High-quality fast food continues to be American gastronomy’s answer to 21st-century economics and tastes. We’re not referring to chains such as Chipotle and its ilk, but rather local, independently owned operations that put out limited menus of global street foods prepared with high-level ingredients and skill. The precursor to this national culinary craze manifested itself in these parts via an explosion of “gourmet” pizza and hamburger joints. Now the gastro trucks, originally popularized years ago in L.A., have pulled into our eager little town, as have the new generation of ethnic counter-service eateries such as Wok Town and Sakaya Kitchen… READ MORE…

REVIEW Miami Herald: “A Fork in the Road” - Asian Street Food at Midtown’s Sakaya Kitchen – by Linda Bladholm – May 27, 2010 – (Reposted from Miami Herald)

A towering man with tattooed arms, Richard Hales looks more like an NBA player than a chef, let alone one with a finely honed Asian sensibility. Yet since December customers have been coming to Sakaya Kitchen at Midtown Miami for his boldly flavored takes on traditional Korean, Filipino, Vietnamese and Japanese snacks.

The name means “sake shop” in Japanese, but Sakaya is more of an izakaya (drinking restaurant) with Asian tapas. A Tampa native whose maternal grandmother is Filipino, Hales was turned onto Asian street food on a trip to Manila when he was 19.

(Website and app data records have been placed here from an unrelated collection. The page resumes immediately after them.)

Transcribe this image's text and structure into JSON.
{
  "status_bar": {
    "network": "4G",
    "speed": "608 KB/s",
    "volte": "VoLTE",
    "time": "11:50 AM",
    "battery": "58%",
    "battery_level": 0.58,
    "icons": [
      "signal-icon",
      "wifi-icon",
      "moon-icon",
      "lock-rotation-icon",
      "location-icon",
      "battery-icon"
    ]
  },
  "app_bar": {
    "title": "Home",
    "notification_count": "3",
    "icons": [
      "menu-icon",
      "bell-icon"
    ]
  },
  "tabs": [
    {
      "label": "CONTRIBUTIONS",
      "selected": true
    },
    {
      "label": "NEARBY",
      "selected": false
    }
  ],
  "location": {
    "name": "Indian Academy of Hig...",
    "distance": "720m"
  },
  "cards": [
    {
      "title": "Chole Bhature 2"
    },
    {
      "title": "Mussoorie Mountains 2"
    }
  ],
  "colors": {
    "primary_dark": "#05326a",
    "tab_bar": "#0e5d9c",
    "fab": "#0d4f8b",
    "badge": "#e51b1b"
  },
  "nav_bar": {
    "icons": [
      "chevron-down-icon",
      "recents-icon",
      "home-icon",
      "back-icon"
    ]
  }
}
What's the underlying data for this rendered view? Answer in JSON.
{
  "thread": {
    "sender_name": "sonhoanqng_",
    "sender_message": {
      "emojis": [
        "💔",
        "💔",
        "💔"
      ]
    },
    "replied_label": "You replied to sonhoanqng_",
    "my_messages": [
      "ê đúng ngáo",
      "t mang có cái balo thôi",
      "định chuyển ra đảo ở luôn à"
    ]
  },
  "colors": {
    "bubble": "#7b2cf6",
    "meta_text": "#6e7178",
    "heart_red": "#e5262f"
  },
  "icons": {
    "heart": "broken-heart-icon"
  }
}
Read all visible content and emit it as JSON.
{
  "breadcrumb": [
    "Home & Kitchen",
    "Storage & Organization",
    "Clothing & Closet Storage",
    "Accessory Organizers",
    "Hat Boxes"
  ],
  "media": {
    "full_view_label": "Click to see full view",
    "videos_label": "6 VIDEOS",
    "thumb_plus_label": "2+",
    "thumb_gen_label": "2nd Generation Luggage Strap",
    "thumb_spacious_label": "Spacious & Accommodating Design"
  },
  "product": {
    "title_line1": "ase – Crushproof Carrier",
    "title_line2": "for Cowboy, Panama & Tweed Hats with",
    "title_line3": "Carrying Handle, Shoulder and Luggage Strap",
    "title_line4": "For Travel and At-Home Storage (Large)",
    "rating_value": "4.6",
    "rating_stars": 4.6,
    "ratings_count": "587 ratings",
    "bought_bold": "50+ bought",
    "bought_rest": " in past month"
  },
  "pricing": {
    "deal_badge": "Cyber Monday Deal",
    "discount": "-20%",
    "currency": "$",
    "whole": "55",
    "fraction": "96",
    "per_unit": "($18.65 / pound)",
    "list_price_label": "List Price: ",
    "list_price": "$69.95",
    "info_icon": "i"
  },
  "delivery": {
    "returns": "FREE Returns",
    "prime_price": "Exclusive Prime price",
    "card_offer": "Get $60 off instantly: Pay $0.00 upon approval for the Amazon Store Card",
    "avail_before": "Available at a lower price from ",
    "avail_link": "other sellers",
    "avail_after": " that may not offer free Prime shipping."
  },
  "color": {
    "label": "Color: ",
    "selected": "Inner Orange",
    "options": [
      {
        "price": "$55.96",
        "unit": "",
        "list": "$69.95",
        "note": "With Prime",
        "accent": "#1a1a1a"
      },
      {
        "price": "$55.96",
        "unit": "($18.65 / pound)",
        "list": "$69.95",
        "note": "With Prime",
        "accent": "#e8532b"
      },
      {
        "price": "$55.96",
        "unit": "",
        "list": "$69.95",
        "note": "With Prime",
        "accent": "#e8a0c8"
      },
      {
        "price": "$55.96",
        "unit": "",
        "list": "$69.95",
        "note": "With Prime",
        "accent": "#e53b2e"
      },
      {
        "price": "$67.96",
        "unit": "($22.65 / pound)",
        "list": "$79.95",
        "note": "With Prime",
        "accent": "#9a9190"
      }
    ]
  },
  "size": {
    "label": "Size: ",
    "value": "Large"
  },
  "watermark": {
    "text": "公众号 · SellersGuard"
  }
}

His culinary training was classical, at the French Culinary Institute in New York and in the Manhattan kitchen of Michelin-starred chef Jean-Georges Vongerichten. A job as wine director at the Mandarin Oriental brought Hales to South Florida in 2001, where he met his Cuban-Venezuelan wife, Jenny. She does the bookkeeping and bakes chocolate chip cookies and mini banana breads for Sakaya.

Prominent in Hales’ arsenal are Korean ingredients such as gochujang (chile paste), fish sauce and kimchi (fiery fermented cabbage) … READ MORE…

REVIEW Food for Thought – Review 1 – by David Rosendorf – February 3, 2010

It is not often that I am at a loss for what to have for dinner. Yet I found myself driving home from work this evening, knowing there was not much in the fridge to cook (yes, there are some pig trotters, but that’s more of a project than a quick Tuesday night meal), pondering: “What’s for dinner tonight?” Fortunately an idea occurred to me before I made it home to the near-empty fridge: Sakaya Kitchen, one of several new places that have recently opened in the Midtown Shops. (While the Five Guys next door has been open for some time, the Cheese Course and Sugarcane Raw Bar have finally come online after extended waits, and Mercadito is supposedly close)… READ MORE…